↓↓↓

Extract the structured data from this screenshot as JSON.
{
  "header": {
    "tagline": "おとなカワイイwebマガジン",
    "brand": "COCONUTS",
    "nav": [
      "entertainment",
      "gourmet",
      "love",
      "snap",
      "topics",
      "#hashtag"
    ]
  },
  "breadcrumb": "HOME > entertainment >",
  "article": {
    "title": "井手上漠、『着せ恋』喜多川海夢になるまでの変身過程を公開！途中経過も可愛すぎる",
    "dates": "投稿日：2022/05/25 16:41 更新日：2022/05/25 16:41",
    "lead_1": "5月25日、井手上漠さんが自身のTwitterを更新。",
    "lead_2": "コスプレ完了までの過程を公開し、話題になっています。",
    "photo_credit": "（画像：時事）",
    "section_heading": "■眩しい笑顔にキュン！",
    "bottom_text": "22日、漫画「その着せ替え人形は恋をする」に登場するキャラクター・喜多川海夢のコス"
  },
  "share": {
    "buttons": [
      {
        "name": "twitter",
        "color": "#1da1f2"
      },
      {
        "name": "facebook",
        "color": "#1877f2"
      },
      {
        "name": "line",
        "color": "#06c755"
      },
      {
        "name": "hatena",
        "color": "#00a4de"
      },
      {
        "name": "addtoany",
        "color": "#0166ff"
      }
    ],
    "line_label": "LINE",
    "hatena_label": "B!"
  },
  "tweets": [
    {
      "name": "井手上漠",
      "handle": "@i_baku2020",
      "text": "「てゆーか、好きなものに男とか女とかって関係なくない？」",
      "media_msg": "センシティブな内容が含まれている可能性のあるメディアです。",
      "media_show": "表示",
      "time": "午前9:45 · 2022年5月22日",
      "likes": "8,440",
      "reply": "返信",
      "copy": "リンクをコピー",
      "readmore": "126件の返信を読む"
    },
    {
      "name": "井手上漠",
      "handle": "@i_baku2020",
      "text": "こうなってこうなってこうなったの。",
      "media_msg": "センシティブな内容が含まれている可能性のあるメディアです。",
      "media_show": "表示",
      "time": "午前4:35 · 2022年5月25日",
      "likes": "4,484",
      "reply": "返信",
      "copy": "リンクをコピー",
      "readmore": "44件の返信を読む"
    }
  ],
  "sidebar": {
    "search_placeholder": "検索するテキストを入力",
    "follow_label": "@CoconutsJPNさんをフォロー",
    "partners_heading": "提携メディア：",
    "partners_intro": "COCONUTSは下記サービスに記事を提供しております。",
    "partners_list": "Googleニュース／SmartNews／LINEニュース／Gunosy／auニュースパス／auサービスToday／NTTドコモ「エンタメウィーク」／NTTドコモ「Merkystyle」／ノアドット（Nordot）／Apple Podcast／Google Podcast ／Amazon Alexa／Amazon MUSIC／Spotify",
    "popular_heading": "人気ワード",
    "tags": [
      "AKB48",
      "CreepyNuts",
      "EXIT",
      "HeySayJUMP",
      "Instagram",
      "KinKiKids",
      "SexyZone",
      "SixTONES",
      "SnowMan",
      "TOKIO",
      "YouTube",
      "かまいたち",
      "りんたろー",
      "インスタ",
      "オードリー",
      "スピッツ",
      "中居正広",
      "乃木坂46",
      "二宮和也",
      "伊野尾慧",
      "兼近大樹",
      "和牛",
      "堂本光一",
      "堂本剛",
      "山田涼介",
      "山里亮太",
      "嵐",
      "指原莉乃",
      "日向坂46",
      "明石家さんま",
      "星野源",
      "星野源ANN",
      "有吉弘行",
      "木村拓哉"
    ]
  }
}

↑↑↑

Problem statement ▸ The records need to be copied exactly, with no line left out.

Answer box ▸
Extract the structured data from this screenshot as JSON.
{
  "header": {
    "tagline": "おとなカワイイwebマガジン",
    "brand": "COCONUTS",
    "nav": [
      "entertainment",
      "gourmet",
      "love",
      "snap",
      "topics",
      "#hashtag"
    ]
  },
  "breadcrumb": "HOME > entertainment >",
  "article": {
    "title": "井手上漠、『着せ恋』喜多川海夢になるまでの変身過程を公開！途中経過も可愛すぎる",
    "dates": "投稿日：2022/05/25 16:41 更新日：2022/05/25 16:41",
    "lead_1": "5月25日、井手上漠さんが自身のTwitterを更新。",
    "lead_2": "コスプレ完了までの過程を公開し、話題になっています。",
    "photo_credit": "（画像：時事）",
    "section_heading": "■眩しい笑顔にキュン！",
    "bottom_text": "22日、漫画「その着せ替え人形は恋をする」に登場するキャラクター・喜多川海夢のコス"
  },
  "share": {
    "buttons": [
      {
        "name": "twitter",
        "color": "#1da1f2"
      },
      {
        "name": "facebook",
        "color": "#1877f2"
      },
      {
        "name": "line",
        "color": "#06c755"
      },
      {
        "name": "hatena",
        "color": "#00a4de"
      },
      {
        "name": "addtoany",
        "color": "#0166ff"
      }
    ],
    "line_label": "LINE",
    "hatena_label": "B!"
  },
  "tweets": [
    {
      "name": "井手上漠",
      "handle": "@i_baku2020",
      "text": "「てゆーか、好きなものに男とか女とかって関係なくない？」",
      "media_msg": "センシティブな内容が含まれている可能性のあるメディアです。",
      "media_show": "表示",
      "time": "午前9:45 · 2022年5月22日",
      "likes": "8,440",
      "reply": "返信",
      "copy": "リンクをコピー",
      "readmore": "126件の返信を読む"
    },
    {
      "name": "井手上漠",
      "handle": "@i_baku2020",
      "text": "こうなってこうなってこうなったの。",
      "media_msg": "センシティブな内容が含まれている可能性のあるメディアです。",
      "media_show": "表示",
      "time": "午前4:35 · 2022年5月25日",
      "likes": "4,484",
      "reply": "返信",
      "copy": "リンクをコピー",
      "readmore": "44件の返信を読む"
    }
  ],
  "sidebar": {
    "search_placeholder": "検索するテキストを入力",
    "follow_label": "@CoconutsJPNさんをフォロー",
    "partners_heading": "提携メディア：",
    "partners_intro": "COCONUTSは下記サービスに記事を提供しております。",
    "partners_list": "Googleニュース／SmartNews／LINEニュース／Gunosy／auニュースパス／auサービスToday／NTTドコモ「エンタメウィーク」／NTTドコモ「Merkystyle」／ノアドット（Nordot）／Apple Podcast／Google Podcast ／Amazon Alexa／Amazon MUSIC／Spotify",
    "popular_heading": "人気ワード",
    "tags": [
      "AKB48",
      "CreepyNuts",
      "EXIT",
      "HeySayJUMP",
      "Instagram",
      "KinKiKids",
      "SexyZone",
      "SixTONES",
      "SnowMan",
      "TOKIO",
      "YouTube",
      "かまいたち",
      "りんたろー",
      "インスタ",
      "オードリー",
      "スピッツ",
      "中居正広",
      "乃木坂46",
      "二宮和也",
      "伊野尾慧",
      "兼近大樹",
      "和牛",
      "堂本光一",
      "堂本剛",
      "山田涼介",
      "山里亮太",
      "嵐",
      "指原莉乃",
      "日向坂46",
      "明石家さんま",
      "星野源",
      "星野源ANN",
      "有吉弘行",
      "木村拓哉"
    ]
  }
}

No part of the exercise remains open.